The crowd was tech and start-up heavy, so the list is shifted towards those pursuits. But this could be the start of a book project that more broadly explores the history of great ideas. Starting with fleshing out these categories better, and then finding good stories that illustrate ideas that failed for these reasons, as well as ideas that successfully overcame these challenges.

Meta-comment: Fascinating how many of these are opposite pairs of each other (e.g. gave up too soon, stayed with same idea for too long).

Follow up: If you were there, or not, and want to be updated if this project gets off the ground, leave a comment.

Why Great Ideas Fail:

  • Killed idea too soon
  • Stayed with idea for too long
  • Death (of person with the idea)
  • Not knowing target audience
  • Not Willing to experiment to find audience
  • Unwilling to change direction
  • Willful ignorance of economics
  • Overcoming organizational inertia
  • Not understanding the ecosystem the idea lives in
  • Inability to learn from microfailure
  • Fighting the last war
  • Giving up
  • Chindogu – solution causes more problems than it solves.
  • Randomness
  • Blamed marketing
  • Failed to pitch or communicate well
  • Not taking the idea far enough
  • Underestimating cultural limits
  • Underestimating dependencies
  • Balancing how world is vs. how world can be
  • Balancing Wants vs needs

Thanks to Val Aurora, I also got a list from attendees of personal reasons great ideas failed. Wide range of levels of specificity, but still interesting,

Specific failures people listed as their own:
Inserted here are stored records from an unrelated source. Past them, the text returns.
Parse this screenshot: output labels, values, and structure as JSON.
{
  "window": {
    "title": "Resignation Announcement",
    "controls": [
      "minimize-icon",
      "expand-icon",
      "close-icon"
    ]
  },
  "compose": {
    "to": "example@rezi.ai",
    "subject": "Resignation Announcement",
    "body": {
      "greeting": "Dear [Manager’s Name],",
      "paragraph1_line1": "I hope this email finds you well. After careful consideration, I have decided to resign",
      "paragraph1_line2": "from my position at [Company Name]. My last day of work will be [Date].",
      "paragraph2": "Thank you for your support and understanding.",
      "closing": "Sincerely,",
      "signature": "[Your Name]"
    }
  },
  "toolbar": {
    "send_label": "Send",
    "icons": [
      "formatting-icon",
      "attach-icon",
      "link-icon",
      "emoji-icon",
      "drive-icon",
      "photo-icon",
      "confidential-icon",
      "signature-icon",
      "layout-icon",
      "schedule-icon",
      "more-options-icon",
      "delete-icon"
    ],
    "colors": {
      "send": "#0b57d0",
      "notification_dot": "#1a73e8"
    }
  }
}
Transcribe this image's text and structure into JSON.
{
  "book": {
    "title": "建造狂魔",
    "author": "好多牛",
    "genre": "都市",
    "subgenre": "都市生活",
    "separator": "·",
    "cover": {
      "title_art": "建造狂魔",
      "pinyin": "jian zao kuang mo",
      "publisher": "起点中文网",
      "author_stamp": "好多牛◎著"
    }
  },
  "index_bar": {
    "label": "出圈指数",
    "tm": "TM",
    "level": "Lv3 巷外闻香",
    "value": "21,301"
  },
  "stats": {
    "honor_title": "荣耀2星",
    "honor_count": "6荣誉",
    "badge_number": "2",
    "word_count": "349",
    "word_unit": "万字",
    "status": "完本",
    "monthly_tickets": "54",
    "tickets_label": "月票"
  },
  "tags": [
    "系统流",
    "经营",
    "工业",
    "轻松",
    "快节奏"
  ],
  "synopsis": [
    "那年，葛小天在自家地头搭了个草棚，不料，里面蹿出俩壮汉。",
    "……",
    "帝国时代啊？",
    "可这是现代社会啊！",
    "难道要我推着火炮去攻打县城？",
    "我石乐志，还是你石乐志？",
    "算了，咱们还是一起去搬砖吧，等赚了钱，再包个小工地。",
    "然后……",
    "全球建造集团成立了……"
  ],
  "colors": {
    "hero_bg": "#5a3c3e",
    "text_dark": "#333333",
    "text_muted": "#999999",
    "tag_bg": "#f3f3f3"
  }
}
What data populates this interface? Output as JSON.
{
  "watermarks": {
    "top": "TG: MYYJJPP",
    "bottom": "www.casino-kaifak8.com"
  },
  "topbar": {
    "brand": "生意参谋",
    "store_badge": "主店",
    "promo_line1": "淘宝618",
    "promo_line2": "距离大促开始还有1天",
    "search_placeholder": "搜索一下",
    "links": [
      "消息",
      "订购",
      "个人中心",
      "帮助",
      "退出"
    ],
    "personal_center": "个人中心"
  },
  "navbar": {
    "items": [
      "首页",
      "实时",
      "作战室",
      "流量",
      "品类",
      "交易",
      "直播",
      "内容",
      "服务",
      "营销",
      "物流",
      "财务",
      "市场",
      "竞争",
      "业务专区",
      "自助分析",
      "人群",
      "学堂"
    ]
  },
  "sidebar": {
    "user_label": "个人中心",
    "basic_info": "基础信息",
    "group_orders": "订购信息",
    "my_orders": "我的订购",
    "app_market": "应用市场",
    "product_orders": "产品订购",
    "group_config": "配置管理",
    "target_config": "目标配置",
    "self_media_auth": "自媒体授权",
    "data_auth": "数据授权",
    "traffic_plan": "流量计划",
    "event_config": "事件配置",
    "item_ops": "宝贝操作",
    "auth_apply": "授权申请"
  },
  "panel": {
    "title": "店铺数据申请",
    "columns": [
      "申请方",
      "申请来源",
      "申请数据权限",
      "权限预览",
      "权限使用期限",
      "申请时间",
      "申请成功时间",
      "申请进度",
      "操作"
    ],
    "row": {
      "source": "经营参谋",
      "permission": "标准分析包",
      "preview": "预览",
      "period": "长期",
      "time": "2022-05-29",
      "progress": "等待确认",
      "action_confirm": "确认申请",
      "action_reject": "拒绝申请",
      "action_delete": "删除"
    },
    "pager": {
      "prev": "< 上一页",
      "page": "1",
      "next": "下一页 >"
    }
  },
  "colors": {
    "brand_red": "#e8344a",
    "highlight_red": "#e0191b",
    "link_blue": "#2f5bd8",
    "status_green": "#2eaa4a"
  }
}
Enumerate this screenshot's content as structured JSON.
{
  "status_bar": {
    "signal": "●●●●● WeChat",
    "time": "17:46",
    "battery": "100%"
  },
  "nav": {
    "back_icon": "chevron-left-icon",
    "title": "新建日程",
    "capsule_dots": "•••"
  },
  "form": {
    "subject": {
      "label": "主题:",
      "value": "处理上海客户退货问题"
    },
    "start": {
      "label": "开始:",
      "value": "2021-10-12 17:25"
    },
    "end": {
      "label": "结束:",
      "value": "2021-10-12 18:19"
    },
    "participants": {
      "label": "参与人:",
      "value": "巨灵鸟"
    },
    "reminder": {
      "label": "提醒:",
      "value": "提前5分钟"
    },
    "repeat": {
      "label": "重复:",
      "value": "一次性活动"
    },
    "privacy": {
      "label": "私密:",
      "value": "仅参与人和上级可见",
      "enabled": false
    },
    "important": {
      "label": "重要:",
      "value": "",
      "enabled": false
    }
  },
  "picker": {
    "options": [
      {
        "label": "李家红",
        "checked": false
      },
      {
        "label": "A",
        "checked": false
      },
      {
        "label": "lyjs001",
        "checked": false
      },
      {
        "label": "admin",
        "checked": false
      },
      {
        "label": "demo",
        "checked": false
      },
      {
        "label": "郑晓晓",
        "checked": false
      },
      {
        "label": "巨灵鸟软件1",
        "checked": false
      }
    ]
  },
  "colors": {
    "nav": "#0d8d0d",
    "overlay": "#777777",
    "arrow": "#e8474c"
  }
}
  • Forcing something on people they don’t want
  • Not controlling distribution (e.g. Tivo vs. Comcast DVR)
  • Not doing post-mortems
  • Built an Airbnb before Airbnb, but didn’t see it through
  • Not eating our own dogfood
  • Building something ‘powerful’ but too complicate for the average user
  • Voice version of twitter circa 2005
  • Force change earlier. It won’t happen on its own.
  • Launching a product before it’s ready – unreliable performance
  • Not killing a project/startup faster (i.e. spinning wheels for an extra year instead of getting it out the door)
  • Trusting before researching
  • Not trusting my gut
  • Not considering political capital within a large organization
  • Trusting my gut too much
  • Juggling between being your greatest supporter and your greatest critic
story by Scott Berkun